Gold & Silver Apparatus
Colored Glaze is just today’s glass. Chinese glass manufacturing technology was long influenced by western Asia, and most common style was Islamic. Because of it rarity, glass apparatus was as valuable as gold and jade. The unearthed glass apparatuses are mostly hollowware such as disks, plates and bowls, totally over 20 pieces.
There were a lot of speculations of “Mystic Color Ceramics” prior to the opening of underground palace. Someone thought mystic color referred to a secret craft of glazing color. Others believed it was a name for a specific color. This conundrum was solved by the description on the accounting tablet in the underground palace, and by the unearthing of 13 precious pieces of mystic color ceramics.
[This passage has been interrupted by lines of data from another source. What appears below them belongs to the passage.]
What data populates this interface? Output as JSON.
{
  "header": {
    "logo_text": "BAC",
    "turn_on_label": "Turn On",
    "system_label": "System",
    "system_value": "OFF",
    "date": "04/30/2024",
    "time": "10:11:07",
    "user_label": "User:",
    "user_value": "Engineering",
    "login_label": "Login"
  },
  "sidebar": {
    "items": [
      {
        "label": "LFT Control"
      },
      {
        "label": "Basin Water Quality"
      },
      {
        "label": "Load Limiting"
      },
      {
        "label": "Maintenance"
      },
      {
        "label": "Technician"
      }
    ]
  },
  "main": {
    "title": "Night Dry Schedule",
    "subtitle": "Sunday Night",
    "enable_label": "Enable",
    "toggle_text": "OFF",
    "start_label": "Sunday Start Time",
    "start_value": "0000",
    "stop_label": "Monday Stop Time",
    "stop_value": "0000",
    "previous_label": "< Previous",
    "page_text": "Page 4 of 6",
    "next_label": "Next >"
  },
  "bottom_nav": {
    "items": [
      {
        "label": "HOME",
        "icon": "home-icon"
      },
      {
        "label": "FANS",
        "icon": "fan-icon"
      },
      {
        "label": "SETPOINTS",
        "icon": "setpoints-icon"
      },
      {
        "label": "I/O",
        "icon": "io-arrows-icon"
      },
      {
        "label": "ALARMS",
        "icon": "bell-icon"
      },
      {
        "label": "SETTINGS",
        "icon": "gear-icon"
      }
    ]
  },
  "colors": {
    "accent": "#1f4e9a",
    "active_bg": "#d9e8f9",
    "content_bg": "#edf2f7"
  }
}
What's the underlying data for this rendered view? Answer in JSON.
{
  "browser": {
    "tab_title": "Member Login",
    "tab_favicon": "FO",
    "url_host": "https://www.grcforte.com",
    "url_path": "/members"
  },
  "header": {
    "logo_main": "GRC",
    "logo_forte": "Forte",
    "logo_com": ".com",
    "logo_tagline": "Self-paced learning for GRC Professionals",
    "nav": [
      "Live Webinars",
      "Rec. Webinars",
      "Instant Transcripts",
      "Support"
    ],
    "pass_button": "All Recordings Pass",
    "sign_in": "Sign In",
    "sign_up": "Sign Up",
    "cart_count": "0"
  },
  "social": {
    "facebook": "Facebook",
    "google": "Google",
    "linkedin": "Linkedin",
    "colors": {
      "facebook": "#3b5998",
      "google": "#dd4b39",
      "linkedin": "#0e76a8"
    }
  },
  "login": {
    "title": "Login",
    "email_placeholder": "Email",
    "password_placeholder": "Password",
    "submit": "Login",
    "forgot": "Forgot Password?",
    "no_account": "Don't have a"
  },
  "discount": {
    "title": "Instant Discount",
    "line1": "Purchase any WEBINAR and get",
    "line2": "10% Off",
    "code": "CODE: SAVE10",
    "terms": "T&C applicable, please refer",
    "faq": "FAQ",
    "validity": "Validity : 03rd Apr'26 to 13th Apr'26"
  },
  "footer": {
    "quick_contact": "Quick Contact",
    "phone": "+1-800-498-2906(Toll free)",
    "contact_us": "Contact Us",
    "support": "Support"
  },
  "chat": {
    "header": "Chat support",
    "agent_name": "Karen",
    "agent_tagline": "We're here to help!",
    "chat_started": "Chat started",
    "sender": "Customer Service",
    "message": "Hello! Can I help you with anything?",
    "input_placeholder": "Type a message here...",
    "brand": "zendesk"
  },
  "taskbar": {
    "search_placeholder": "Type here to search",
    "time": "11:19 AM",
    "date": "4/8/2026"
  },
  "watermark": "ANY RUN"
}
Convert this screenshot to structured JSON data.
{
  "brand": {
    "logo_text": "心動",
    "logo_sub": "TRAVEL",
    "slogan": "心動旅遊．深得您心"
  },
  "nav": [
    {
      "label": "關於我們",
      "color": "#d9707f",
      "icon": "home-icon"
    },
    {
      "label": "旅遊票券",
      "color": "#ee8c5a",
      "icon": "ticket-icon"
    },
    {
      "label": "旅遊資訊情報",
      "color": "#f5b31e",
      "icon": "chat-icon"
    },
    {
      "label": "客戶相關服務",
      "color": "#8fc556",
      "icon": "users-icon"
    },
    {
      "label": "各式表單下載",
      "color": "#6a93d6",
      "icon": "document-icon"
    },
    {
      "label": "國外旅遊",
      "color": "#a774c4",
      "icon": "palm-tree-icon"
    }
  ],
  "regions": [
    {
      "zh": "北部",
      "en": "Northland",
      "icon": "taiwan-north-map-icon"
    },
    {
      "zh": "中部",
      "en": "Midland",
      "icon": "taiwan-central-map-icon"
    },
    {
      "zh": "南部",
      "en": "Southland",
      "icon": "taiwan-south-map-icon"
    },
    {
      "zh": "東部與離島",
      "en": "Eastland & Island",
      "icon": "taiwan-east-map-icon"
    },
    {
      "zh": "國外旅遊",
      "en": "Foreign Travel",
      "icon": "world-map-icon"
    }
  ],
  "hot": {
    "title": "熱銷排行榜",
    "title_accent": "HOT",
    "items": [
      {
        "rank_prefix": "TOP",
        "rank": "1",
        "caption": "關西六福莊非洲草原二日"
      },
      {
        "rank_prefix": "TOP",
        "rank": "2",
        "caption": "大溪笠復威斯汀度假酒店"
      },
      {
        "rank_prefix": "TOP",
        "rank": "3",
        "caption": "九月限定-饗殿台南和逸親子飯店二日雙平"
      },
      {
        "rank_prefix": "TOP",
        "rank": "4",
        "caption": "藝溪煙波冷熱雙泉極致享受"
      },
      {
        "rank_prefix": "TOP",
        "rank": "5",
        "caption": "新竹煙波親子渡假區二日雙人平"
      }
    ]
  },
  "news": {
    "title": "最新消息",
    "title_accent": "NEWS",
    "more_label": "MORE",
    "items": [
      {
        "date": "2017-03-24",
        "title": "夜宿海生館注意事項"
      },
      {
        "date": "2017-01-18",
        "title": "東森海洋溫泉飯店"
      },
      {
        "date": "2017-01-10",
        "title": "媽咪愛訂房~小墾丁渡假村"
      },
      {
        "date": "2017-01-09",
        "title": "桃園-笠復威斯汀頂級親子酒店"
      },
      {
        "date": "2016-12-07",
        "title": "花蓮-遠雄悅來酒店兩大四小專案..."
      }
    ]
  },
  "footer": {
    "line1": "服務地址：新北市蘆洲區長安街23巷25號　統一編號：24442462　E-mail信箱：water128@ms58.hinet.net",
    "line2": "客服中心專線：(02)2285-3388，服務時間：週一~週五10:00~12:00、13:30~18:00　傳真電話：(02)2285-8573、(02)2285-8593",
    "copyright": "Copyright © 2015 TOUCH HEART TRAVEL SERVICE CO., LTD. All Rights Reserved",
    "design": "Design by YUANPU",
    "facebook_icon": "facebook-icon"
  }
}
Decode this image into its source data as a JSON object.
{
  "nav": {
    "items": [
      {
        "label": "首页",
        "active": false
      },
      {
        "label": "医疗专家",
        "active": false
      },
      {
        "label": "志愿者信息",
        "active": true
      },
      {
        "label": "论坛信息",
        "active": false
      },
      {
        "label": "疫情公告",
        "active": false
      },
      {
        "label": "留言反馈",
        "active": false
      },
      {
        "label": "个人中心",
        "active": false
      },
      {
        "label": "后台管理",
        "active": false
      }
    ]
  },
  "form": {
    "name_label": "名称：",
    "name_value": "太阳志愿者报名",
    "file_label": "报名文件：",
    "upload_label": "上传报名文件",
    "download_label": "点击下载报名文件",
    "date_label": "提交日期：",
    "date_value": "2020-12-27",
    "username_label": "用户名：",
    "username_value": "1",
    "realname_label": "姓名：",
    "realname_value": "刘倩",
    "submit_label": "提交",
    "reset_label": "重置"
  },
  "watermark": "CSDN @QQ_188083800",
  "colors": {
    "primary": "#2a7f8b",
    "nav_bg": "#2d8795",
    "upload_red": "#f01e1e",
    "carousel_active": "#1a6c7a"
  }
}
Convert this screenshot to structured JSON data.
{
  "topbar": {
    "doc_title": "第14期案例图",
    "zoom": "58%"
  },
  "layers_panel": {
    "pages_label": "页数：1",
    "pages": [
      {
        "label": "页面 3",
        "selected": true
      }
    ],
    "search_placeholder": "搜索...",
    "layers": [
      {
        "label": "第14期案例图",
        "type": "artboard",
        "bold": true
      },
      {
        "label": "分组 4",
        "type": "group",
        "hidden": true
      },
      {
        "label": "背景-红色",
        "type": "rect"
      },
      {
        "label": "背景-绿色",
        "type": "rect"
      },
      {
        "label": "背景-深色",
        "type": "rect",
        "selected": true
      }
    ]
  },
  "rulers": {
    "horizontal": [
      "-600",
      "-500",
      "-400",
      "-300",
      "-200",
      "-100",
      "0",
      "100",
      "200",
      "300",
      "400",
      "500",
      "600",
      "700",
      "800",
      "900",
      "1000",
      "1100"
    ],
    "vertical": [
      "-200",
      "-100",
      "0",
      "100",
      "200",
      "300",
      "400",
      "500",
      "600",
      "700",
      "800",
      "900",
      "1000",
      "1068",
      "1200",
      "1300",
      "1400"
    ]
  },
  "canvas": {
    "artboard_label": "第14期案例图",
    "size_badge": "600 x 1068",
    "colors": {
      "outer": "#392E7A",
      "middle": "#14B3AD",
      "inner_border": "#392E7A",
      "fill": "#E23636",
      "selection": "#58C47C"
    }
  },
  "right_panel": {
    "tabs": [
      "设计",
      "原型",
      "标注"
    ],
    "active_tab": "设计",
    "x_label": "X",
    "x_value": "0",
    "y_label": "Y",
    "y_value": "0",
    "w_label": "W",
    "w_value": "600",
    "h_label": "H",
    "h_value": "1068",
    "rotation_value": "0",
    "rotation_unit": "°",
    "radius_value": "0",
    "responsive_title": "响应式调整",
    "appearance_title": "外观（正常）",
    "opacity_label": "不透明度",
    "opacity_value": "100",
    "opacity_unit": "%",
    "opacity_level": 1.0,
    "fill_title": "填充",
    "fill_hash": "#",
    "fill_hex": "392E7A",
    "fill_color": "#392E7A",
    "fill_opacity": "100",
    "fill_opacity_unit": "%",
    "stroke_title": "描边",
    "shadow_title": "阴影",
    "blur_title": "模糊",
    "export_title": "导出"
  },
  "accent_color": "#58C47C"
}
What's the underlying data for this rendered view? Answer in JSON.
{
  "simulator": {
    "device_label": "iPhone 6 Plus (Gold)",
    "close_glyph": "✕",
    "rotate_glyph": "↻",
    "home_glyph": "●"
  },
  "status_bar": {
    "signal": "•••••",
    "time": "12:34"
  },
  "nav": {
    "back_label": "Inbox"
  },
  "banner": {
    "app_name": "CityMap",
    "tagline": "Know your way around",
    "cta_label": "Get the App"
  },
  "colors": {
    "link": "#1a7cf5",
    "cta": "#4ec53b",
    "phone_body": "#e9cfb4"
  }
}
China’s silk industry reached its prime time in Tang Dynasty, and the silk fabrics discovered in underground palace provided a convincing evidence. Most of those fabrics were contributed by former Empresses. Among them there is a “Empress Wu’s Embroidered Skirt” belonging to Wu Zetian.
Figure of Buddha
There were 88 niches of Buddha in the 13-storied pagoda in Ming Dynasty, each containing a figure. By 1939, there were only 68 left. Later after clear-up, there were totally 98 figures of Buddha, many containing scriptures, sealed at the times of Ming Dynasty and the Republic of China.
Leave A Reply